Michael B. Silevitch, Robert D. Black Professor and Distinguished Professor, and Carey Rappaport, Distinguished Professor, both of whom are in the Department of Electrical and Computer Engineering, along with Jose Martinez, assistant professor, in the Department of Mechanical Engineering, and John Beaty, director of technology programs for ALERT, have been awarded a $1,200,000, two-year Task Order contract from the Department of Homeland Security to transition research from ALERT’s Advanced Imaging Technology Laboratory into technology that is suitable for commercialization.
Armen Stepanyants, associate professor in the Department of Physics, has been awarded a $1,814,155 grant by the National Institutes of Health to support his project, “Software for Automated Reconstruction of Structure and Dynamics of Neural Circuits.” He also received an award of $551,499 from the Air Force Office of Scientific Research for his project, “Principles of Robust Learning Derived from the Structure and Function of the Cortical Column.”
Dagmar Sternad, professor in the Departments of Biology and Electrical and Computer Engineering, received a five-year, $1.8 million grant from the National Institutes of Health to investigate “Predictability in Complex Object Control.” The research will explore the interactive forces that people need to predict, preempt, and compensate for when manipulating complex objects. It will ultimately provide insights into neurological diseases such as multiple sclerosis and dystonia.
John Coley, associate professor in the Department of Psychology, and his collaborator Kimberly Tanner, of San Francisco State University, received a three-year, $1,383,544 award from the National Science Foundation for their project, “Investigating the influence of informal understandings about biology on formal learning of biological concepts.” The researchers plan to continue their work investigating misconceptions in scientific understanding among biology students.
A team led by Jerome Hajjar, CDM Smith Professor and chair in the Department of Civil and Environmental Engineering, won the 2015 BSCES Clemens Hershel Award from the Boston Society of Civil Engineers Section of the American Society of Civil Engineers. The researchers were cited for their 2014 paper on fuse-based design work. The award “recognizes those individuals who have published papers that have been useful, commendable, and worthy of grateful acknowledgment.”
Associate professors Carolyn Lee-Parsons, in the Department of Chemistry and Chemical Biology, and Erin Cram, in the Department of Biology, received a $650,000 grant from the National Science Foundation to investigate plant defense and survival. The aim is to understand plant control mechanisms, which could lead to crops being made more resistant to stress and pathogens, including plants containing compounds with medicinal value. The research will involve the interdisciplinary mentoring and advising of graduate students and undergraduates and the outreach to K-12 and under-represented groups through Northeastern’s Research Experiences for Teachers and Young Scholars Programs.

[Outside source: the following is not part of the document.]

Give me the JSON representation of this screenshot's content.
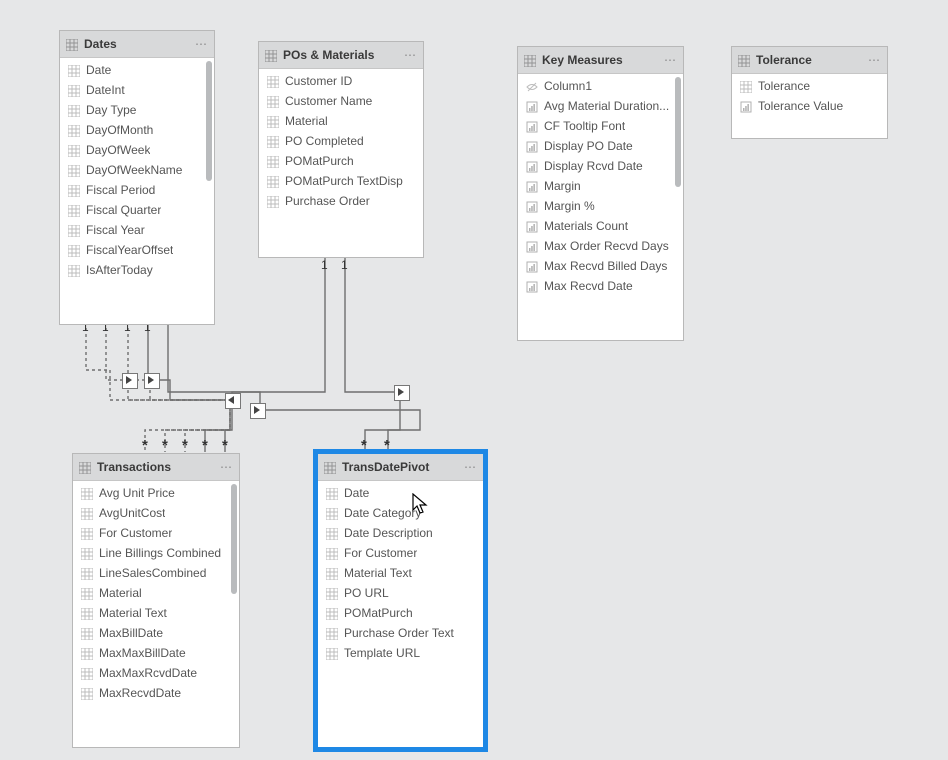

Mark Niedre, associate professor in the Department of Electrical and Computer Engineering, received a four-year, $1.9 million grant from the National Heart, Lung, and Blood Institute of the National Institutes of Health to develop a miniaturized high-throughput optical scanner to study extremely rare circulating cells in the bloodstream of small animals. Niedre believes the scanner will have applications for studying blood malignancies, cancer metastasis, and transplant biology, among other areas.